But I also grew up here. The one thing that differentiates my style from Z is that I started with 48 Hours in 1989, a couple of months in. It was it was it was very prophetic, because the very first 48 Hours I ever worked on on my life was was women doing time and it was behind the walls of Bedford Hills prison. So, it’s like everything was foretold in that in that one moment. That one was with [longtime 48 Hours correspondent] Erin Moriarty, and we happened to win an Emmy for that show the very first time out of the box. So, from the first moment I set foot at 48 Hours, that was my first story, and it kind of set up the trajectory for years to come.
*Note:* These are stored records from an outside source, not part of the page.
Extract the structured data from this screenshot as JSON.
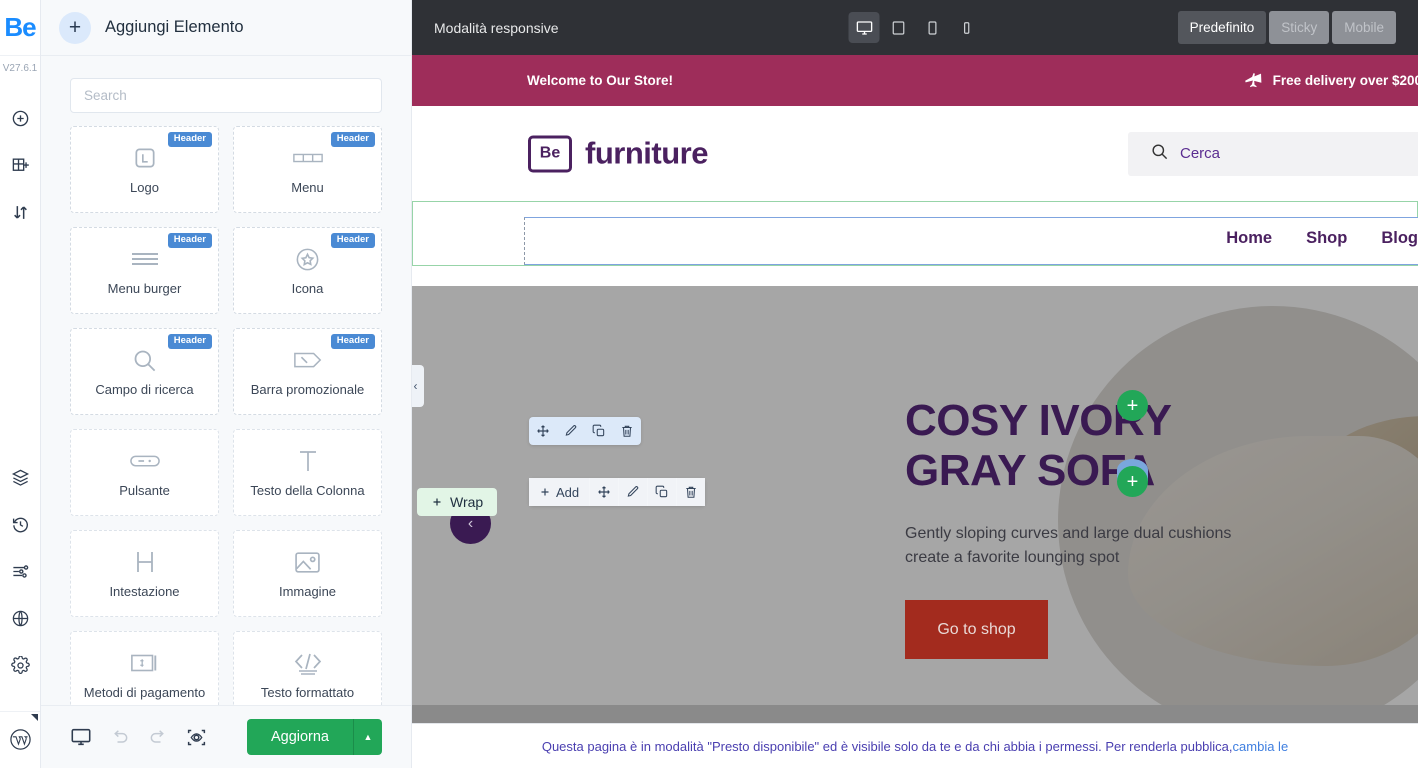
{
  "rail": {
    "logo": "Be",
    "version": "V27.6.1",
    "icons": [
      {
        "name": "add-element-icon",
        "label": "Aggiungi"
      },
      {
        "name": "add-section-icon",
        "label": "Sezione"
      },
      {
        "name": "reorder-icon",
        "label": "Ordina"
      },
      {
        "name": "layers-icon",
        "label": "Livelli"
      },
      {
        "name": "history-icon",
        "label": "Cronologia"
      },
      {
        "name": "settings-sliders-icon",
        "label": "Impostazioni"
      },
      {
        "name": "globe-icon",
        "label": "Globale"
      },
      {
        "name": "gear-icon",
        "label": "Opzioni"
      },
      {
        "name": "wordpress-icon",
        "label": "WordPress"
      }
    ]
  },
  "sidebar": {
    "title": "Aggiungi Elemento",
    "add_button": "+",
    "search": {
      "placeholder": "Search",
      "value": ""
    },
    "elements": [
      {
        "label": "Logo",
        "badge": "Header",
        "icon": "logo-icon"
      },
      {
        "label": "Menu",
        "badge": "Header",
        "icon": "menu-icon"
      },
      {
        "label": "Menu burger",
        "badge": "Header",
        "icon": "burger-icon"
      },
      {
        "label": "Icona",
        "badge": "Header",
        "icon": "star-circle-icon"
      },
      {
        "label": "Campo di ricerca",
        "badge": "Header",
        "icon": "search-icon"
      },
      {
        "label": "Barra promozionale",
        "badge": "Header",
        "icon": "tag-percent-icon"
      },
      {
        "label": "Pulsante",
        "badge": "",
        "icon": "button-icon"
      },
      {
        "label": "Testo della Colonna",
        "badge": "",
        "icon": "text-t-icon"
      },
      {
        "label": "Intestazione",
        "badge": "",
        "icon": "heading-h-icon"
      },
      {
        "label": "Immagine",
        "badge": "",
        "icon": "image-icon"
      },
      {
        "label": "Metodi di pagamento",
        "badge": "",
        "icon": "payment-icon"
      },
      {
        "label": "Testo formattato",
        "badge": "",
        "icon": "code-icon"
      }
    ],
    "footer": {
      "device_icon": "monitor-icon",
      "undo_icon": "undo-icon",
      "redo_icon": "redo-icon",
      "preview_icon": "preview-eye-icon",
      "update_label": "Aggiorna",
      "caret": "▲"
    }
  },
  "topbar": {
    "label": "Modalità responsive",
    "devices": [
      {
        "name": "desktop",
        "active": true
      },
      {
        "name": "laptop",
        "active": false
      },
      {
        "name": "tablet",
        "active": false
      },
      {
        "name": "mobile",
        "active": false
      }
    ],
    "modes": [
      {
        "label": "Predefinito",
        "state": "active"
      },
      {
        "label": "Sticky",
        "state": "off"
      },
      {
        "label": "Mobile",
        "state": "off"
      }
    ]
  },
  "site": {
    "promo": {
      "left_text": "Welcome to Our Store!",
      "right_icon": "airplane-icon",
      "right_text": "Free delivery over $200",
      "bg": "#9e2d5a"
    },
    "logo": {
      "mark": "Be",
      "text": "furniture",
      "color": "#4b2160"
    },
    "search": {
      "icon": "search-icon",
      "placeholder": "Cerca"
    },
    "nav": [
      "Home",
      "Shop",
      "Blog"
    ],
    "hero": {
      "title_line1": "COSY IVORY",
      "title_line2": "GRAY SOFA",
      "subtitle_line1": "Gently sloping curves and large dual cushions",
      "subtitle_line2": "create a favorite lounging spot",
      "cta": "Go to shop",
      "prev_arrow": "‹",
      "cta_color": "#a32b1e",
      "title_color": "#3a1a52"
    }
  },
  "editor_overlay": {
    "element_toolbar": [
      {
        "name": "move-icon",
        "glyph": "move"
      },
      {
        "name": "edit-pencil-icon",
        "glyph": "pencil"
      },
      {
        "name": "duplicate-icon",
        "glyph": "copy"
      },
      {
        "name": "delete-icon",
        "glyph": "trash"
      }
    ],
    "row_toolbar": [
      {
        "name": "add-button",
        "label": "Add"
      },
      {
        "name": "move-icon",
        "glyph": "move"
      },
      {
        "name": "edit-pencil-icon",
        "glyph": "pencil"
      },
      {
        "name": "duplicate-icon",
        "glyph": "copy"
      },
      {
        "name": "delete-icon",
        "glyph": "trash"
      }
    ],
    "wrap_label": "Wrap",
    "add_section_glyph": "+",
    "collapse_glyph": "‹"
  },
  "status": {
    "text": "Questa pagina è in modalità \"Presto disponibile\" ed è visibile solo da te e da chi abbia i permessi. Per renderla pubblica, ",
    "link": "cambia le"
  }
}
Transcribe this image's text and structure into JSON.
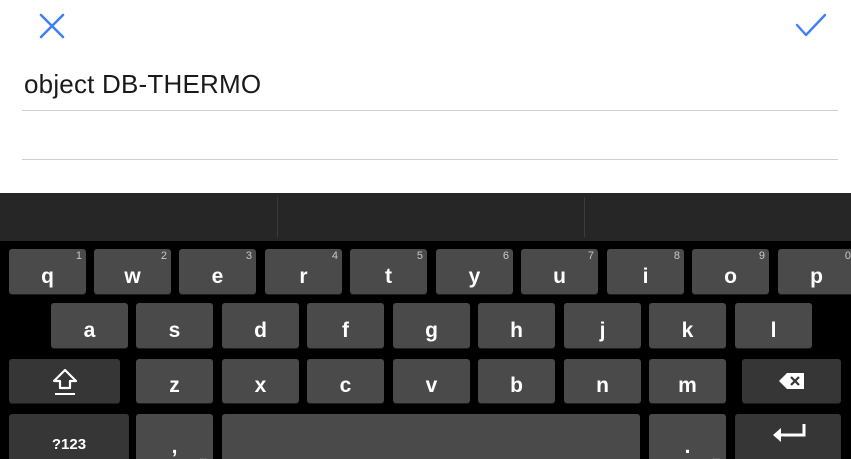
{
  "header": {
    "close_icon": "close-icon",
    "confirm_icon": "check-icon",
    "accent": "#3f7ff5"
  },
  "form": {
    "field1_value": "object DB-THERMO",
    "field2_value": ""
  },
  "keyboard": {
    "row1": [
      {
        "label": "q",
        "hint": "1"
      },
      {
        "label": "w",
        "hint": "2"
      },
      {
        "label": "e",
        "hint": "3"
      },
      {
        "label": "r",
        "hint": "4"
      },
      {
        "label": "t",
        "hint": "5"
      },
      {
        "label": "y",
        "hint": "6"
      },
      {
        "label": "u",
        "hint": "7"
      },
      {
        "label": "i",
        "hint": "8"
      },
      {
        "label": "o",
        "hint": "9"
      },
      {
        "label": "p",
        "hint": "0"
      }
    ],
    "row2": [
      {
        "label": "a"
      },
      {
        "label": "s"
      },
      {
        "label": "d"
      },
      {
        "label": "f"
      },
      {
        "label": "g"
      },
      {
        "label": "h"
      },
      {
        "label": "j"
      },
      {
        "label": "k"
      },
      {
        "label": "l"
      }
    ],
    "row3": [
      {
        "label": "z"
      },
      {
        "label": "x"
      },
      {
        "label": "c"
      },
      {
        "label": "v"
      },
      {
        "label": "b"
      },
      {
        "label": "n"
      },
      {
        "label": "m"
      }
    ],
    "symbols_label": "?123",
    "comma_label": ",",
    "period_label": ".",
    "shift_icon": "shift-icon",
    "backspace_icon": "backspace-icon",
    "enter_icon": "enter-icon"
  }
}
I have always loved true crime. I know the folks who work here. I know how talented they are. Sometimes when new bosses have stepped in, they don’t know the strengths or the weaknesses of their staff, but I have known the people for years, and so working together I feel like we can always get to the best storytelling place where we want to be.
Also – my institutional knowledge of 48 Hours is even greater than Z’s. I met my husband here too! We were on a shoot in Los Angeles and had a map of the stars trying to find someone tell them this is before the internet before Map Quest; and we accidentally ended up in Sharon Tate‘s driveway. So I feel like all my steps with 48 Hours kind of led me to this chair. I’m sitting behind Z’s desk! She left me her physical desk; a good luck charm.
How has CBS News changed since Z took over earlier this year?
It has absolutely changed for the better. Unequivocally for the better. She’s bringing about change, and she has a style that’s very inclusive. She really listens. One of her greatest strengths is that she really knows how to listen. And so she kind of heard where people thought CBS could be doing a better job, and she has dedicated herself to fixing it.
Is there a specific case that stands out to you over your time on the program?
Most memorable case was the  murder of a four year boy named named Derrick Robie. He was killed by a 14 year old by the name of Eric Smith. It was the first time that I had sat in a courtroom for the long trial. It was searing to hear the evidence in that case, and to see the very, very fine work of the police and the prosecutors and how the defense attorney worked hard to represent a very difficult client.
You could just kind of see all the whole prism of everything but the shattering impact on all sides from that crime. To this day, I’m still close with Derrick’s parents. When 48 Hours becomes attached to a story when we leave town, we don’t just say see you later. We stay with you.
As Tygard mentioned, the program gets a new look, beginning Saturday night.